WHILE YOU WERE SLEEPING, in my opinion, is the quintessential Christmas love story about loneliness, family and enduring hope. I watch it every year. I cry when Lucy finally confesses the mix up.  I smile when it all turns out in the end. Honestly,  it's the perfect Christmas movie (and I mean this because I didn't write it though I often wish I had). It should be played regularly on television within the standard rotation right up there alongside Elf, Home Alone and all the others. It should be part of the Holiday Movie displays in department stores. And it should be a regular part of your holiday tradition too.

Tuesday, February 28, 2017

Black History Month: The Town of Buxton, Ontario

In the fall of 2015 my family and I were required to make a long 5-hour journey south-west to Windsor, Ontario to retrieve something we needed for our farm.  It seemed a long way to go to just pick up something yet that was exactly the situation we were in. Usually when faced with this sort of 'business' travel I try to think of what else we can do in the area to make it more worth while. We were spending the gas and time any way, why not enjoy something else in that neck of the woods.

As it happens, there are a number of historical sites and museums in that part of Ontario which I am never able to visit. While my kids were growing up I made it a point to take them to every pioneer village and museum within three hours driving distance. How I longed to be able to take them further afield to see all those places just out of reach. The Buxton Museum was always on my list.

Buxton, or the Elgin Settlement, was one of four organized settlements in Ontario reserved specifically for former slaves who had escaped to freedom in Canada.

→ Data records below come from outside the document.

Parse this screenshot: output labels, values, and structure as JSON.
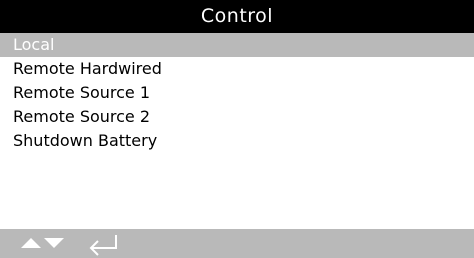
{
  "header": {
    "title": "Control"
  },
  "menu": {
    "items": [
      {
        "label": "Local",
        "selected": true
      },
      {
        "label": "Remote Hardwired",
        "selected": false
      },
      {
        "label": "Remote Source 1",
        "selected": false
      },
      {
        "label": "Remote Source 2",
        "selected": false
      },
      {
        "label": "Shutdown Battery",
        "selected": false
      }
    ]
  },
  "footer": {
    "icons": [
      "arrow-up-icon",
      "arrow-down-icon",
      "enter-return-icon"
    ]
  },
  "colors": {
    "header_bg": "#000000",
    "header_text": "#ffffff",
    "selection_bg": "#b9b9b9",
    "footer_bg": "#b9b9b9",
    "body_bg": "#ffffff",
    "text": "#000000"
  }
}
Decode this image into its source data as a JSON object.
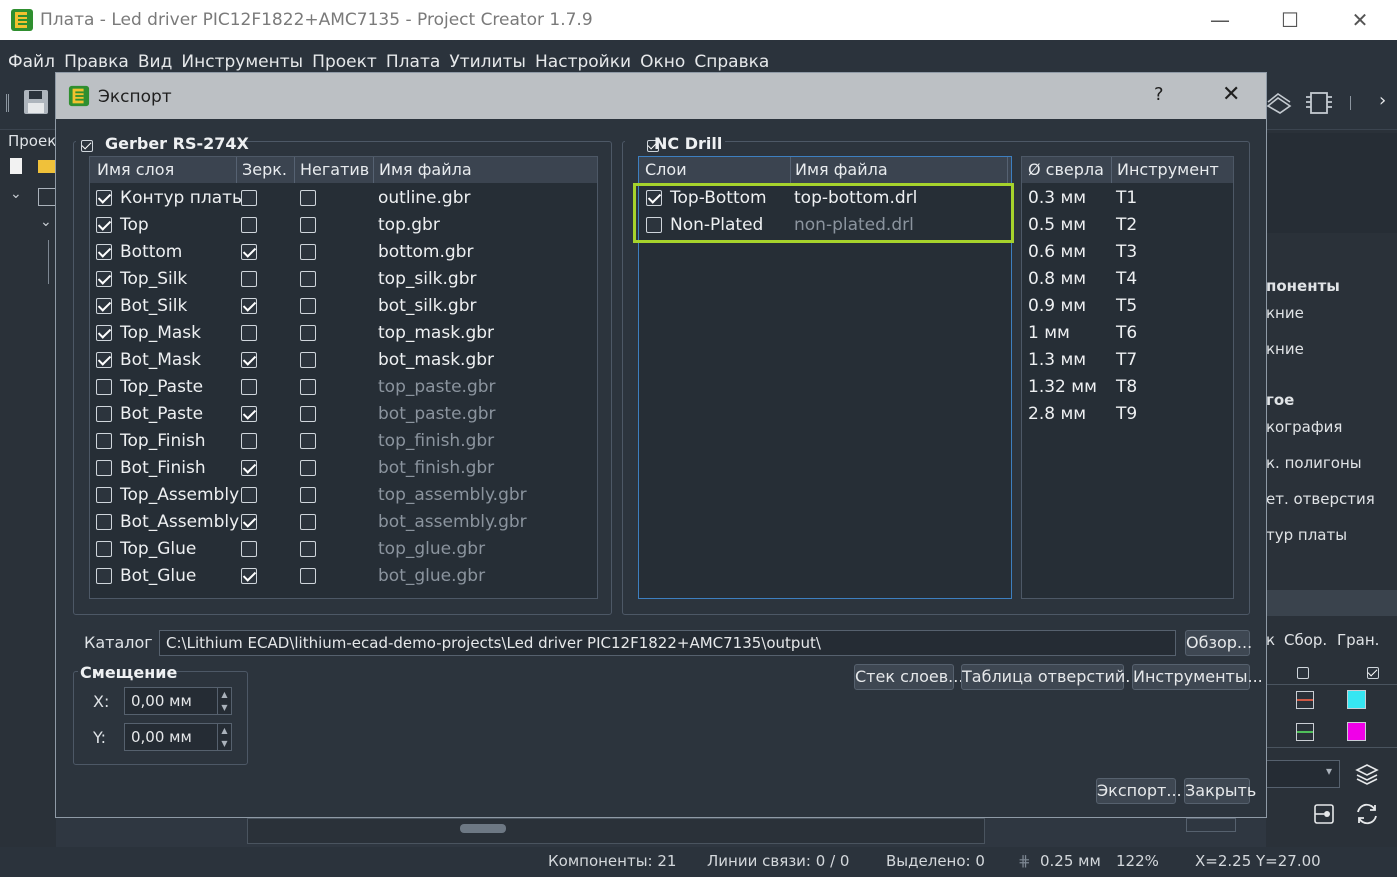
{
  "app": {
    "title": "Плата - Led driver PIC12F1822+AMC7135 - Project Creator 1.7.9",
    "menu": [
      "Файл",
      "Правка",
      "Вид",
      "Инструменты",
      "Проект",
      "Плата",
      "Утилиты",
      "Настройки",
      "Окно",
      "Справка"
    ],
    "window_controls": {
      "minimize": "—",
      "maximize": "☐",
      "close": "✕"
    },
    "left_panel_label": "Проек",
    "right_panel": {
      "section1_title": "поненты",
      "section1_items": [
        "кние",
        "кние"
      ],
      "section2_title": "гое",
      "section2_items": [
        "кография",
        "к. полигоны",
        "ет. отверстия",
        "тур платы"
      ],
      "col_headers": [
        "к",
        "Сбор.",
        "Гран."
      ]
    },
    "status": {
      "components": "Компоненты: 21",
      "links": "Линии связи: 0 / 0",
      "selected": "Выделено: 0",
      "grid": "0.25 мм",
      "zoom": "122%",
      "coords": "X=2.25  Y=27.00"
    }
  },
  "dialog": {
    "title": "Экспорт",
    "help": "?",
    "close": "✕",
    "gerber": {
      "title": "Gerber RS-274X",
      "enabled": true,
      "headers": [
        "Имя слоя",
        "Зерк.",
        "Негатив",
        "Имя файла"
      ],
      "rows": [
        {
          "layer": "Контур платы",
          "on": true,
          "mirror": false,
          "neg": false,
          "file": "outline.gbr"
        },
        {
          "layer": "Top",
          "on": true,
          "mirror": false,
          "neg": false,
          "file": "top.gbr"
        },
        {
          "layer": "Bottom",
          "on": true,
          "mirror": true,
          "neg": false,
          "file": "bottom.gbr"
        },
        {
          "layer": "Top_Silk",
          "on": true,
          "mirror": false,
          "neg": false,
          "file": "top_silk.gbr"
        },
        {
          "layer": "Bot_Silk",
          "on": true,
          "mirror": true,
          "neg": false,
          "file": "bot_silk.gbr"
        },
        {
          "layer": "Top_Mask",
          "on": true,
          "mirror": false,
          "neg": false,
          "file": "top_mask.gbr"
        },
        {
          "layer": "Bot_Mask",
          "on": true,
          "mirror": true,
          "neg": false,
          "file": "bot_mask.gbr"
        },
        {
          "layer": "Top_Paste",
          "on": false,
          "mirror": false,
          "neg": false,
          "file": "top_paste.gbr"
        },
        {
          "layer": "Bot_Paste",
          "on": false,
          "mirror": true,
          "neg": false,
          "file": "bot_paste.gbr"
        },
        {
          "layer": "Top_Finish",
          "on": false,
          "mirror": false,
          "neg": false,
          "file": "top_finish.gbr"
        },
        {
          "layer": "Bot_Finish",
          "on": false,
          "mirror": true,
          "neg": false,
          "file": "bot_finish.gbr"
        },
        {
          "layer": "Top_Assembly",
          "on": false,
          "mirror": false,
          "neg": false,
          "file": "top_assembly.gbr"
        },
        {
          "layer": "Bot_Assembly",
          "on": false,
          "mirror": true,
          "neg": false,
          "file": "bot_assembly.gbr"
        },
        {
          "layer": "Top_Glue",
          "on": false,
          "mirror": false,
          "neg": false,
          "file": "top_glue.gbr"
        },
        {
          "layer": "Bot_Glue",
          "on": false,
          "mirror": true,
          "neg": false,
          "file": "bot_glue.gbr"
        }
      ]
    },
    "drill": {
      "title": "NC Drill",
      "enabled": true,
      "headers": [
        "Слои",
        "Имя файла"
      ],
      "rows": [
        {
          "layer": "Top-Bottom",
          "on": true,
          "file": "top-bottom.drl"
        },
        {
          "layer": "Non-Plated",
          "on": false,
          "file": "non-plated.drl"
        }
      ],
      "tool_headers": [
        "Ø сверла",
        "Инструмент"
      ],
      "tools": [
        {
          "d": "0.3 мм",
          "t": "T1"
        },
        {
          "d": "0.5 мм",
          "t": "T2"
        },
        {
          "d": "0.6 мм",
          "t": "T3"
        },
        {
          "d": "0.8 мм",
          "t": "T4"
        },
        {
          "d": "0.9 мм",
          "t": "T5"
        },
        {
          "d": "1 мм",
          "t": "T6"
        },
        {
          "d": "1.3 мм",
          "t": "T7"
        },
        {
          "d": "1.32 мм",
          "t": "T8"
        },
        {
          "d": "2.8 мм",
          "t": "T9"
        }
      ]
    },
    "catalog_label": "Каталог",
    "catalog_path": "C:\\Lithium ECAD\\lithium-ecad-demo-projects\\Led driver PIC12F1822+AMC7135\\output\\",
    "browse": "Обзор...",
    "offset": {
      "title": "Смещение",
      "x_label": "X:",
      "x": "0,00 мм",
      "y_label": "Y:",
      "y": "0,00 мм"
    },
    "buttons": {
      "stack": "Стек слоев...",
      "holes": "Таблица отверстий...",
      "tools": "Инструменты...",
      "export": "Экспорт...",
      "close": "Закрыть"
    }
  }
}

This is a plaque at the modern day site that shows the original division of plots in the Elgin Settlement. The settlement was comprised of 9,000 acres, which was subdivided into farms of 50 acres each. It's main purpose was to provide the black population with the same education and prospects as white society. 

The idea, which was first proposed by Rev. William King in 1848, did not sit well with neighbouring communities but George Brown, who would later become a Father of Confederation, championed the proposal and became a great ally in the cause.

Settlers were able to purchase the land at $2.50/acre and were given ten years to pay off their loan at a rate of 6% interest. By 1850 the Buxton Mission School was built which also offered night classes for adults instructed by Rev. King.

A 550-pound bell was erected at the school, a donation from the African American community in Pittsburgh, PA. Whenever a fugitive slave found their way across the border and into Buxton they rung the Buxton Liberty Bell as a symbol and celebration of their newly won freedom.

Our trip to this museum was inspirational to say the least. Not only do the exhibits showcase the horrific capture, transport and treatment of early British slaves, but it progresses to a message of hope and prosperity. I found myself staring at one black and white photo in particular of one of the early classes displayed in the school house. I couldn't take my eyes from the little faces looking back at me. Were they haunted by memories of slavery? How were they treated once their families made it to Canada? Was there anyone they lost and were still waiting to join them? Were they able to achieve the dreams their parents imagined for them; the dreams of education, fair treatment and freedom? I would love to go back in time to ask them these questions and to find out what more can we do to remember them and their race to freedom.